Stylist, client will feud on air
Sued for alleged shoddy work on a client's hair extensions, local stylist "Mr. Thom" expounds his expertise today on the nationally syndicated "Judge Judy" show.
The episode pitting Thom Martin against Central Point resident Dawn Kruchoski airs at 11 a.m. on the local ABC affiliate, KDRV. Viewers can expect dispute over Kruchoski's bald spots caused by extensions Martin applied while drinking on the job, according to the show's Web site.
"This lady decided it was hair extensions gone wrong," Martin said. Martin roundly denied that 16-inch lengths of treated hair he affixed to Kruchoski's head caused bare patches. The extensions, Martin said, came loose because Kruchoski went parasailing within the 48 hours clients are warned against washing their hair. While brushing her hair, Kruchoski's husband pulled out the extensions, Martin said.
"She did not have bald spots."

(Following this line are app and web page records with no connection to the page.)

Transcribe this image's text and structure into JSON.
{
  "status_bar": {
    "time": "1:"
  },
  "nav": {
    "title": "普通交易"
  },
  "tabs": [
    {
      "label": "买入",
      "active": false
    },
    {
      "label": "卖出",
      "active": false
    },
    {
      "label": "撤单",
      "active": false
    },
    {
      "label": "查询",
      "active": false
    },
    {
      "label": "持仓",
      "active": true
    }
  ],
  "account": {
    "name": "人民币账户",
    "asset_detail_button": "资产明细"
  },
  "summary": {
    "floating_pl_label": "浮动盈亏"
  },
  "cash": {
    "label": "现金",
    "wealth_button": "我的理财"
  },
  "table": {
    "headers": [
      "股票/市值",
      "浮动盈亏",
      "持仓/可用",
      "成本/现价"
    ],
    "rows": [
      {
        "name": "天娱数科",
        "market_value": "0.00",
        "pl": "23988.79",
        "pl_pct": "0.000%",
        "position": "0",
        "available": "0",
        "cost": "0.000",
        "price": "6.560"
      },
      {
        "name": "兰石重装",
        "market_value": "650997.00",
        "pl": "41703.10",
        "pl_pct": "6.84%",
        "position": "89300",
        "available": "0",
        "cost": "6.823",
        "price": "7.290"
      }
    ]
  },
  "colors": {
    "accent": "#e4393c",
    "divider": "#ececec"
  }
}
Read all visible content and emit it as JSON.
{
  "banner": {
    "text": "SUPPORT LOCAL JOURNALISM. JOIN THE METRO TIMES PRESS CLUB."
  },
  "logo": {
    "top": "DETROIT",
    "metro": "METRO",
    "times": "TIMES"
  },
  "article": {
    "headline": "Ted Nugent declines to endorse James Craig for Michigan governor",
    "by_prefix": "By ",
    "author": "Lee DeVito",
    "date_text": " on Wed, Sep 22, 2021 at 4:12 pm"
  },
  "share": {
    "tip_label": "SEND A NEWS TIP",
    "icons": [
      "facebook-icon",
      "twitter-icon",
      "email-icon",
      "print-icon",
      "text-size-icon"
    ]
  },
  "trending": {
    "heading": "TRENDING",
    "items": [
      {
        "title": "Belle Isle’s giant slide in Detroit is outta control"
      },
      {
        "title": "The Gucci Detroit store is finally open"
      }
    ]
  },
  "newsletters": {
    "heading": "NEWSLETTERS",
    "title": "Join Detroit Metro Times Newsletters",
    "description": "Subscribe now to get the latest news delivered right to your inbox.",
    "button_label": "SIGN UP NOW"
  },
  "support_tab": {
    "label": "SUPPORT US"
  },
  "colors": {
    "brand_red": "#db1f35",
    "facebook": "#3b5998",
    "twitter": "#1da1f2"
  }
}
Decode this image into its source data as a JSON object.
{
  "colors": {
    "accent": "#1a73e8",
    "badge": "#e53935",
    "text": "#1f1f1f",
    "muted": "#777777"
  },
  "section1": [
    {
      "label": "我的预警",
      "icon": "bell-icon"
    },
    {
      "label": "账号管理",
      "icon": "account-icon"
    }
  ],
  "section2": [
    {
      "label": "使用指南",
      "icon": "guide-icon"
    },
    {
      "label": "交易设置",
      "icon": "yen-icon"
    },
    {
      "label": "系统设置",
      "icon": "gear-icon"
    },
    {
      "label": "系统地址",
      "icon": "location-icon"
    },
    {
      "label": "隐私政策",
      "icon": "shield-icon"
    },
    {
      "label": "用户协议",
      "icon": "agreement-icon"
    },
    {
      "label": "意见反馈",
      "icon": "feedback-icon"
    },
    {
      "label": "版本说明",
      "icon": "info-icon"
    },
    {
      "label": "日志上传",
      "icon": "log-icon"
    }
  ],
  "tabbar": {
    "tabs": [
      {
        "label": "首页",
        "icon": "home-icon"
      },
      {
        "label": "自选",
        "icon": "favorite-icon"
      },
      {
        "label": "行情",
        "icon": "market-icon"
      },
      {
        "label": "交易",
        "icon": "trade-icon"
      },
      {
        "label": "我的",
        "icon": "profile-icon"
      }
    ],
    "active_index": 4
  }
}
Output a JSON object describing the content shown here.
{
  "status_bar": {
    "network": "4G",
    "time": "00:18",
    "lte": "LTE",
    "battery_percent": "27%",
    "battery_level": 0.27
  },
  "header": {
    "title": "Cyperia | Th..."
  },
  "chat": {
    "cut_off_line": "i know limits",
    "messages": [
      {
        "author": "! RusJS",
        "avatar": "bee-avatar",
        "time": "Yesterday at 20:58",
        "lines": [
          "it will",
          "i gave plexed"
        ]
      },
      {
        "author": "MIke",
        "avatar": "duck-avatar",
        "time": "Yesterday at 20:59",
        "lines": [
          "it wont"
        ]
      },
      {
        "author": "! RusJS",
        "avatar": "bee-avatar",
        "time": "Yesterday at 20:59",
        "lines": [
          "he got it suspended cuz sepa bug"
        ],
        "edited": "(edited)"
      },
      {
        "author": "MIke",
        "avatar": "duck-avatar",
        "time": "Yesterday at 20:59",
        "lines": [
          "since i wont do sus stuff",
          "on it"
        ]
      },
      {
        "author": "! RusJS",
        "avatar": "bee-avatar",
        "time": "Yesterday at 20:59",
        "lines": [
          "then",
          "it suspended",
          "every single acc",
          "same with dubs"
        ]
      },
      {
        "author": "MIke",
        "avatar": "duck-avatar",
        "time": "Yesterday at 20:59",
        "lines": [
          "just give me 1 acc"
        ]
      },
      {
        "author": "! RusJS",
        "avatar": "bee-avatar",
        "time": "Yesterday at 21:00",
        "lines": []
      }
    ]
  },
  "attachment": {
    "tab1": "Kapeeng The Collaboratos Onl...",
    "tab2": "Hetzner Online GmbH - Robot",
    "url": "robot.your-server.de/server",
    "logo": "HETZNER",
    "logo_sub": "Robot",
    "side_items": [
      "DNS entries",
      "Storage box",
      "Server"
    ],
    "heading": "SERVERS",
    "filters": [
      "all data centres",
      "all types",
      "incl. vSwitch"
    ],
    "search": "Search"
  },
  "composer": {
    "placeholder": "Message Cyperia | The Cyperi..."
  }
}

Kruchoski, 41, declined to talk about specifics of the case, citing a confidentiality agreement with "Judge Judy." A spokesman for the show confirmed that litigants sign such a clause.
Yet Kruchoski did indicate that judge Judy Sheindlin had it in for her.
"She was completely against doing hair extensions," Kruchoski said, adding that Sheindlin ranted and raved about the case, as is her custom on her TV-broadcast cases.
Martin, 56, said he tried to convince Kruchoski, a first-time client, that the extensions were too long and incompatible with her hair. He performed the procedure at his South Stage Road studio anyway because he comes from the "old school" where the "customer is always right." He said he adjusted the extensions several times free of charge before Kruchoski decided she wanted them removed and demanded a refund.
Martin said he has about 170 extension clients, who typically pay between $300 and $700 for the procedure depending on their length and type of hair. As for the allegation of drinking on the job, Martin said he serves wine at his studio and neighboring bed and breakfast. He, personally, nurses a single glass all day, Martin claimed.
"We drink a lot out here," he joked.
Kruchoski did file a small-claims suit in December seeking a $5,000 judgment against Martin in Jackson County Circuit Court. Circuit Court Judge Ray White dismissed the case last month, according to court records.
While Sheindlin's courtroom has no legal jurisdiction, petitioners must agree that arbitration in her court is final and cannot be pursued elsewhere. "Judge Judy" producers scan dockets in real courts and request files so they can solicit complainants, said Circuit Court Operations Supervisor Bob Kleker. Representatives for such reality courtroom shows visit Jackson County every few months, he added.
A former New York family court judge, Sheindlin retired from the bench in 1996, according to her Web site.
Reach reporter Sarah Lemon at 776-4487, or e-mail firstname.lastname@example.org.